### What needs to be done:
What lines of the listing include the string "title"? Show them all.

### Data provided:
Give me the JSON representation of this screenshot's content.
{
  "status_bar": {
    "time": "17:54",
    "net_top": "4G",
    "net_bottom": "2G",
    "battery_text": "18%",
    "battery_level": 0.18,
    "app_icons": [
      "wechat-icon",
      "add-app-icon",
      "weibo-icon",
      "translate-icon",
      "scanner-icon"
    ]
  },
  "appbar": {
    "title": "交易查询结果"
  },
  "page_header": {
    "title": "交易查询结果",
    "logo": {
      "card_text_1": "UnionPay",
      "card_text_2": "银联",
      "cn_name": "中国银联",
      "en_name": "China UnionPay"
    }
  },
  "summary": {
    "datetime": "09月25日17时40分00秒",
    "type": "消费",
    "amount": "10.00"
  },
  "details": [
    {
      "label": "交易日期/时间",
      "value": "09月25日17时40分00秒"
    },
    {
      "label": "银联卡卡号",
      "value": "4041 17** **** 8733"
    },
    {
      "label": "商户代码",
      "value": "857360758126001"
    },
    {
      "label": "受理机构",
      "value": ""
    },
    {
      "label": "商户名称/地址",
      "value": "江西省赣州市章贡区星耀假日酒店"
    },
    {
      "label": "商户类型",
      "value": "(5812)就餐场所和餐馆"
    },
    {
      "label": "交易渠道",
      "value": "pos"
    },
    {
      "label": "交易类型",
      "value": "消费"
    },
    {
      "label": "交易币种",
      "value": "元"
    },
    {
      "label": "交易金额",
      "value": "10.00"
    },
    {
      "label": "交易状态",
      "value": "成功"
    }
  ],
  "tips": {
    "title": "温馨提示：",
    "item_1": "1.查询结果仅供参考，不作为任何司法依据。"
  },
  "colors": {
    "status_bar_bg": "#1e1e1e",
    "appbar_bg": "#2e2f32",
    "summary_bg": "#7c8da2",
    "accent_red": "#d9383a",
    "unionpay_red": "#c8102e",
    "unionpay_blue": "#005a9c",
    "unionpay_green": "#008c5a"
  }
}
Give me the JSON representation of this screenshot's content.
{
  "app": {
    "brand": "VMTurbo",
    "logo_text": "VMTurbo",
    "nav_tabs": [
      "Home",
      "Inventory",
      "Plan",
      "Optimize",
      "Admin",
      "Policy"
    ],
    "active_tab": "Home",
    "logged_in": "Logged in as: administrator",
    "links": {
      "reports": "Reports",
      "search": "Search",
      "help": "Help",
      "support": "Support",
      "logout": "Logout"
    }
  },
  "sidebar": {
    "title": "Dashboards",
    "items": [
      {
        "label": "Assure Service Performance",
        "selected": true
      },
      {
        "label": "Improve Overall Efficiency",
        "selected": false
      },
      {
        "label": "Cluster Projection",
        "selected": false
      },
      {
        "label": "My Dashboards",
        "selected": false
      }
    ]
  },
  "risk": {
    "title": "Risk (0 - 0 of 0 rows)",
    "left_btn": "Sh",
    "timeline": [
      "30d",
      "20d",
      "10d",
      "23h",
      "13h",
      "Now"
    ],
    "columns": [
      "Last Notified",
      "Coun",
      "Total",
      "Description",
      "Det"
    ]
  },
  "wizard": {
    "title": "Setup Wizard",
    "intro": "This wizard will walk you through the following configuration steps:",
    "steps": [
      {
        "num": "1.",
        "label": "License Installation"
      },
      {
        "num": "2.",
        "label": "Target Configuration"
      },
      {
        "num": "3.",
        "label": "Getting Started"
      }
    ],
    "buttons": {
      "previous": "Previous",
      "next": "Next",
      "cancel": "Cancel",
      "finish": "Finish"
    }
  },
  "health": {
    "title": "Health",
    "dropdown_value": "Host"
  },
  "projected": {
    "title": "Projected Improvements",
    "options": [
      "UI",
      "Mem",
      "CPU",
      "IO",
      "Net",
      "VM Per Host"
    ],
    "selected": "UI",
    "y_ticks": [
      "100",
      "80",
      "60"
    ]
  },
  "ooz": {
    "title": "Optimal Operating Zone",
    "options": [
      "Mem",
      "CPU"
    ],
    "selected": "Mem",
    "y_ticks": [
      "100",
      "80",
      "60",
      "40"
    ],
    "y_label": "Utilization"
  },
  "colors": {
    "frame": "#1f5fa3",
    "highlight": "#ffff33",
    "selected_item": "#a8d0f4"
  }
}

### Exercise result:
    "title": "交易查询结果"
    "title": "交易查询结果",
    "title": "温馨提示：",
    "title": "Dashboards",
    "title": "Risk (0 - 0 of 0 rows)",
    "title": "Setup Wizard",
    "title": "Health",
    "title": "Projected Improvements",
    "title": "Optimal Operating Zone",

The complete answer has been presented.